## Record set
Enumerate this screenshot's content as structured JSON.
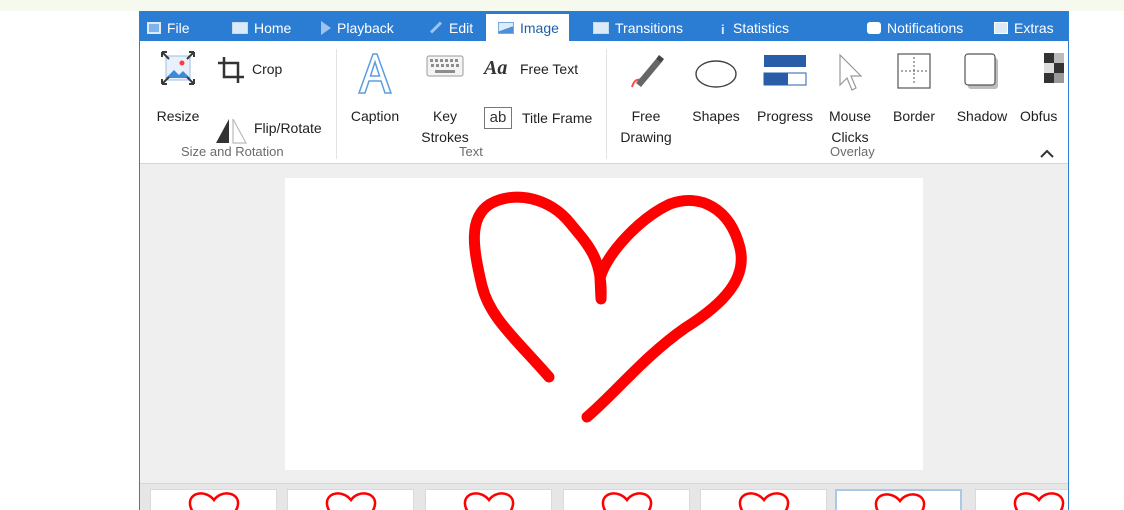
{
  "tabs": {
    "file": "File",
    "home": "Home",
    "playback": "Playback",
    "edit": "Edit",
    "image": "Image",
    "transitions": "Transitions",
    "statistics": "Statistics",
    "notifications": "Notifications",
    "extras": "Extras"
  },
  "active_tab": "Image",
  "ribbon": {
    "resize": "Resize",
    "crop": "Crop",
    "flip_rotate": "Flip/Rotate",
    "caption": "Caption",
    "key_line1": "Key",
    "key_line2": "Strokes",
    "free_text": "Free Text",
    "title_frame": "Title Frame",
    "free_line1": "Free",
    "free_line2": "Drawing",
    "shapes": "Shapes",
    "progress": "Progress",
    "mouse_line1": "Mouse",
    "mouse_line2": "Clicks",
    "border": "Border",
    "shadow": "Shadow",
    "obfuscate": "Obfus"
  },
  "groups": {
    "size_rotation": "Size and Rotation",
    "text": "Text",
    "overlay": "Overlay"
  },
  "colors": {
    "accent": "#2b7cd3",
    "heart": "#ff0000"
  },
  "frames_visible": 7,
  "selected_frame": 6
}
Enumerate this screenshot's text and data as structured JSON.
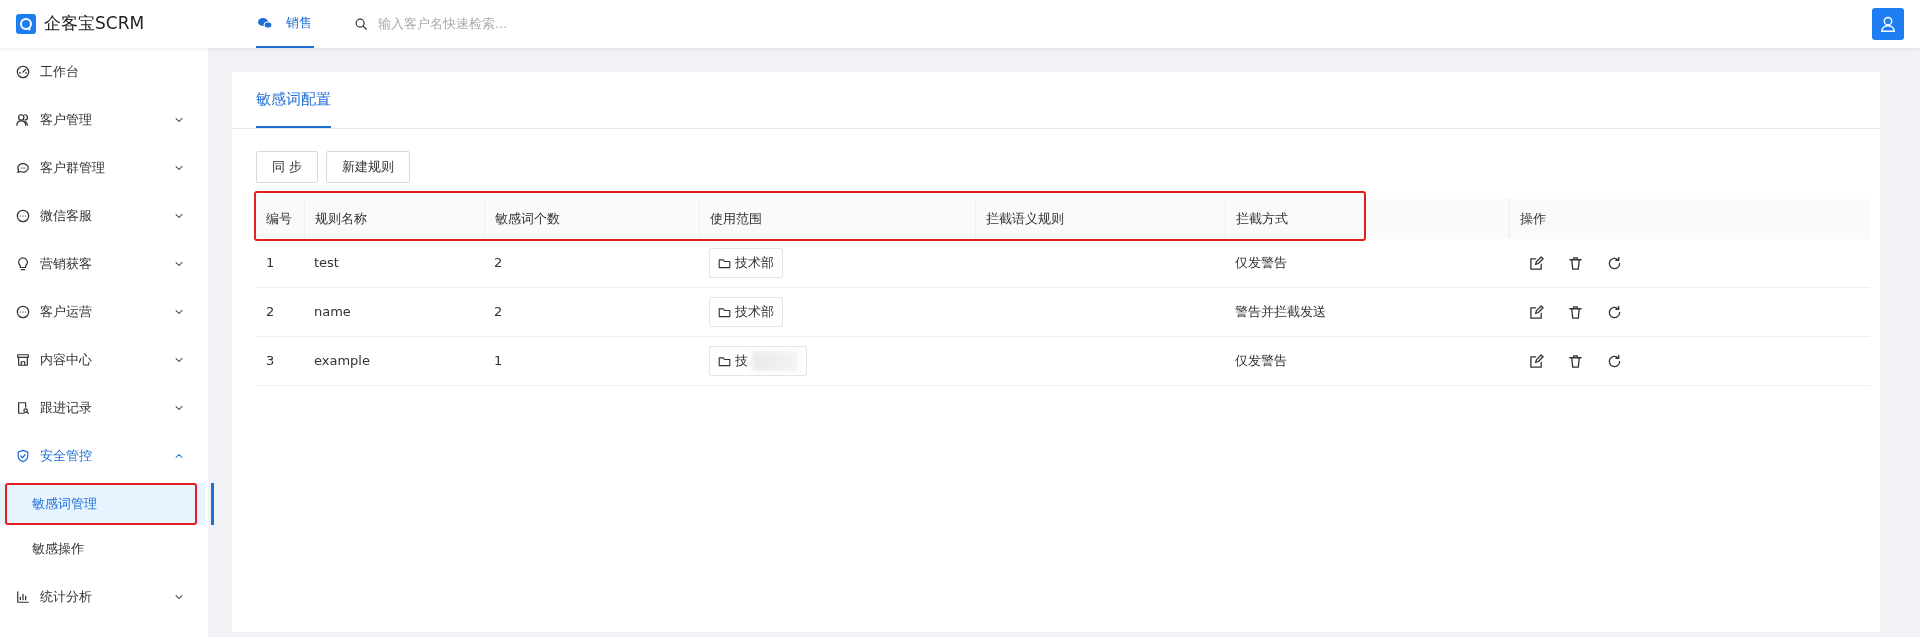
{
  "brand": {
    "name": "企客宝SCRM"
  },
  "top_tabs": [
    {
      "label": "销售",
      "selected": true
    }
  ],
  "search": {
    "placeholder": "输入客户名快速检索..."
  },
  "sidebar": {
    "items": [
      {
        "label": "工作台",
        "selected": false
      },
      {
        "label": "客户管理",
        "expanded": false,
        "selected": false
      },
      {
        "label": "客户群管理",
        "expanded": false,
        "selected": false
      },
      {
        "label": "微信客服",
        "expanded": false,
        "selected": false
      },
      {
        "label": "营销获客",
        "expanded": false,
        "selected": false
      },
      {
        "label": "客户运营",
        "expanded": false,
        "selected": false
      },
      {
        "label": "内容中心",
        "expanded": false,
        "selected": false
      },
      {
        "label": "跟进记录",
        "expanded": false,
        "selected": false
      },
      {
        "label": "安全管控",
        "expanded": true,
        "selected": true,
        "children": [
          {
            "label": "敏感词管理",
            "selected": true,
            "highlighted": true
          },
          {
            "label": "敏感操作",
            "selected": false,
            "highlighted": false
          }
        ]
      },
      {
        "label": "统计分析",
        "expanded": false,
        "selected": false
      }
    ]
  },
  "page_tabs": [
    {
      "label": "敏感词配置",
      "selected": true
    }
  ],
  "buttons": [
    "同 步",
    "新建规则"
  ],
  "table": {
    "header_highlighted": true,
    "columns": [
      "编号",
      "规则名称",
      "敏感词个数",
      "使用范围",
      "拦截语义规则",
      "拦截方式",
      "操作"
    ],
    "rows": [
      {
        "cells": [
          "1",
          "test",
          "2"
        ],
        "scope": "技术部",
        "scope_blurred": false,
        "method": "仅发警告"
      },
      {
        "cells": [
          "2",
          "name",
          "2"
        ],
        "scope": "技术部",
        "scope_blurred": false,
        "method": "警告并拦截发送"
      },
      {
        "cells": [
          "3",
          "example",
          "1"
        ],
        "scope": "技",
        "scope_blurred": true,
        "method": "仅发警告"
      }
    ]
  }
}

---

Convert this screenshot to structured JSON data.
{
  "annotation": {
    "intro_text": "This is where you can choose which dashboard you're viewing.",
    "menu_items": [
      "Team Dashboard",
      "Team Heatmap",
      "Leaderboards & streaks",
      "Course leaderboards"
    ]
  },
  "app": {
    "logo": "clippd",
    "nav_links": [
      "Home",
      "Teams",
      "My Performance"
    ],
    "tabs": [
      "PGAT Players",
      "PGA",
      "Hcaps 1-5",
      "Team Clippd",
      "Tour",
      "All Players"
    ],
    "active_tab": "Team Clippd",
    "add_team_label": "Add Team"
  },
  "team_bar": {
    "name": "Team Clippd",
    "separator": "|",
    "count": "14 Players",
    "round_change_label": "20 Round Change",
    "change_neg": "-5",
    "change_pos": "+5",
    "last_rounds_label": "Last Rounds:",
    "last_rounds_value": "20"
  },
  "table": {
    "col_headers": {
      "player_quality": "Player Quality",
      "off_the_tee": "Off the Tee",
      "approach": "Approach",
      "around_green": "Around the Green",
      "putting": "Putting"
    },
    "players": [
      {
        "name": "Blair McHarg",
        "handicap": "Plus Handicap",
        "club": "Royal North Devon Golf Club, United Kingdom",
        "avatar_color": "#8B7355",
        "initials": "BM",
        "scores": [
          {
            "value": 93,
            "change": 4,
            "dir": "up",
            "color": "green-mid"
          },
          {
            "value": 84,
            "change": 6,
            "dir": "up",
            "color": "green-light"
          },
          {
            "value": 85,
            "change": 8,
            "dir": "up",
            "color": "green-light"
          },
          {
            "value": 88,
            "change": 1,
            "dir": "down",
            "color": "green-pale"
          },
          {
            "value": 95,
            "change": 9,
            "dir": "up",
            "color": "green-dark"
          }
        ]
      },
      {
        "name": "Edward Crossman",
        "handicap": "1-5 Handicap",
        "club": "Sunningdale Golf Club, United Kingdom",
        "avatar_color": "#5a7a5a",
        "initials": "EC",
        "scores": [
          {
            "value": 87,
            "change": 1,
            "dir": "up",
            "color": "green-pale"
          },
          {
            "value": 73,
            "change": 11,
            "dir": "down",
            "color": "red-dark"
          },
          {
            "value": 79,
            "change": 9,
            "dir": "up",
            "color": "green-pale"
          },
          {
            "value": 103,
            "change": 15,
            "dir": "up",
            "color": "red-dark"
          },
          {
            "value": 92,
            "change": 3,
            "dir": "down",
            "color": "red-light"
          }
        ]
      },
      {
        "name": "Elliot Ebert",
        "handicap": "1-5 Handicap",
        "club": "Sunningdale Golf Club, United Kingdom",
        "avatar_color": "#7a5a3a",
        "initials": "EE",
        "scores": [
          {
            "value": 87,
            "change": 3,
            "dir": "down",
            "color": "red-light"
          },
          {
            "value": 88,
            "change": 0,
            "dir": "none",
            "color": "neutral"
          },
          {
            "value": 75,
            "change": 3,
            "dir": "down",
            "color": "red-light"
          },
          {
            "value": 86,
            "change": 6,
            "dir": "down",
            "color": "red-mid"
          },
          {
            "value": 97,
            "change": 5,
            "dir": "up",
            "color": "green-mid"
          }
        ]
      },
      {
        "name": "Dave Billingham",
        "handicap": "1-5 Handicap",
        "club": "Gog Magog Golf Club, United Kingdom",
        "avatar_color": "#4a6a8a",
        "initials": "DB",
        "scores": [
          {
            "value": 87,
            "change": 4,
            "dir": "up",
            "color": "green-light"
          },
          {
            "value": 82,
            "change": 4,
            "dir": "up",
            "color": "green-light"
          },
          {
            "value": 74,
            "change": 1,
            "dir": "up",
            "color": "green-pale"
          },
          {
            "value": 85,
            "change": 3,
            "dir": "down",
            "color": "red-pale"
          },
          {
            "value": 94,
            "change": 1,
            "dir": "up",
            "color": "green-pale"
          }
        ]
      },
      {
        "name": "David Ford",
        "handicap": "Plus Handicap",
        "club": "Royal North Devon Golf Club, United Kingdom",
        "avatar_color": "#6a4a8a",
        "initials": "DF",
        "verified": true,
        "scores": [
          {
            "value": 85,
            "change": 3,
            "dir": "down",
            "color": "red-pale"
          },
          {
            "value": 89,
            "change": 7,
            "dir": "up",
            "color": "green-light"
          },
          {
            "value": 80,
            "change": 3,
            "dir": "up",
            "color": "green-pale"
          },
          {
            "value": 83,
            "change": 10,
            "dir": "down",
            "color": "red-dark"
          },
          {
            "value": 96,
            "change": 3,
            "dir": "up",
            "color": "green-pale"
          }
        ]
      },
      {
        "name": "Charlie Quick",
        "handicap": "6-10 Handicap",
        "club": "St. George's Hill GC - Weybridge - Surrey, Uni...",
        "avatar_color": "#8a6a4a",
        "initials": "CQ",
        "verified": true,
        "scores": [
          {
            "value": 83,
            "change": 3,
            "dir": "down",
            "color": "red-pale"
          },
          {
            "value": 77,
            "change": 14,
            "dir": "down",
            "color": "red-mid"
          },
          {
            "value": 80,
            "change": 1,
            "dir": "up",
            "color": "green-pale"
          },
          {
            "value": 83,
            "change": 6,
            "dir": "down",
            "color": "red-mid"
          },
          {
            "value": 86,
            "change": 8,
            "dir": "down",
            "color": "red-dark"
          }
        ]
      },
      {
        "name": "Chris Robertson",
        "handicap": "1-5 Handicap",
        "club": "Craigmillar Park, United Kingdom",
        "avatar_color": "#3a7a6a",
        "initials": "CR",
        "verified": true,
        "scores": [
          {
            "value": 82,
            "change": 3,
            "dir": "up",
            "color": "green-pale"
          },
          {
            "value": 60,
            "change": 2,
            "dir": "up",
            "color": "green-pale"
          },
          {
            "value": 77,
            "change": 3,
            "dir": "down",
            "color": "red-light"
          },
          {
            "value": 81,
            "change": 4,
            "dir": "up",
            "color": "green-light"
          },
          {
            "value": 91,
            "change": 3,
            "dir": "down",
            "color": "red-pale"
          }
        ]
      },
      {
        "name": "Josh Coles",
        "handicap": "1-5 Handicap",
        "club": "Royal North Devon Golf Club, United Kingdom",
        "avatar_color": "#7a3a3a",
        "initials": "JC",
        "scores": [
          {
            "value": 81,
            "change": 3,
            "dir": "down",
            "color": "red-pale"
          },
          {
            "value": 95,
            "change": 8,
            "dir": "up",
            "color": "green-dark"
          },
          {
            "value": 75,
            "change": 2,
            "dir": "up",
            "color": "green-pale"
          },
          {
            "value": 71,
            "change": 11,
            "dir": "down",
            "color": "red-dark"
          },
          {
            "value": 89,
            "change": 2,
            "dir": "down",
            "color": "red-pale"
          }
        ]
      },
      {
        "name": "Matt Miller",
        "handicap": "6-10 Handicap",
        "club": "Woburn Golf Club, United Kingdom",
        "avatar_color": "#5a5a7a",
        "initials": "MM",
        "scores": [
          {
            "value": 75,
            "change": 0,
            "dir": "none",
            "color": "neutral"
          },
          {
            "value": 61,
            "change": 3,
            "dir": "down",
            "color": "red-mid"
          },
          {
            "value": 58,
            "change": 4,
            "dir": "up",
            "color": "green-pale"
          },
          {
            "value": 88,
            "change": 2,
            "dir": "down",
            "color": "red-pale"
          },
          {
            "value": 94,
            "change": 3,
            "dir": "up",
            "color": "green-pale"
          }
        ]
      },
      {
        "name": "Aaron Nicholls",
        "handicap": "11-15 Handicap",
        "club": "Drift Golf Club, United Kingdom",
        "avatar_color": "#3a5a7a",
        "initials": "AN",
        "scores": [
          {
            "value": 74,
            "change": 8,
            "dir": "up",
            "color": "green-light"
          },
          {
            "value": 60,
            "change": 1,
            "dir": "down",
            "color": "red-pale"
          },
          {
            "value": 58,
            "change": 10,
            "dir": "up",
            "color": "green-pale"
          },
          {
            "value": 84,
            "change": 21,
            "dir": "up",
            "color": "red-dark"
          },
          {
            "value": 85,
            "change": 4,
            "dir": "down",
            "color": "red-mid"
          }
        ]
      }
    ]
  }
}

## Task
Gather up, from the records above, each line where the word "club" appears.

## Response for this exercise
        "club": "Royal North Devon Golf Club, United Kingdom",
        "club": "Sunningdale Golf Club, United Kingdom",
        "club": "Sunningdale Golf Club, United Kingdom",
        "club": "Gog Magog Golf Club, United Kingdom",
        "club": "Royal North Devon Golf Club, United Kingdom",
        "club": "St. George's Hill GC - Weybridge - Surrey, Uni...",
        "club": "Craigmillar Park, United Kingdom",
        "club": "Royal North Devon Golf Club, United Kingdom",
        "club": "Woburn Golf Club, United Kingdom",
        "club": "Drift Golf Club, United Kingdom",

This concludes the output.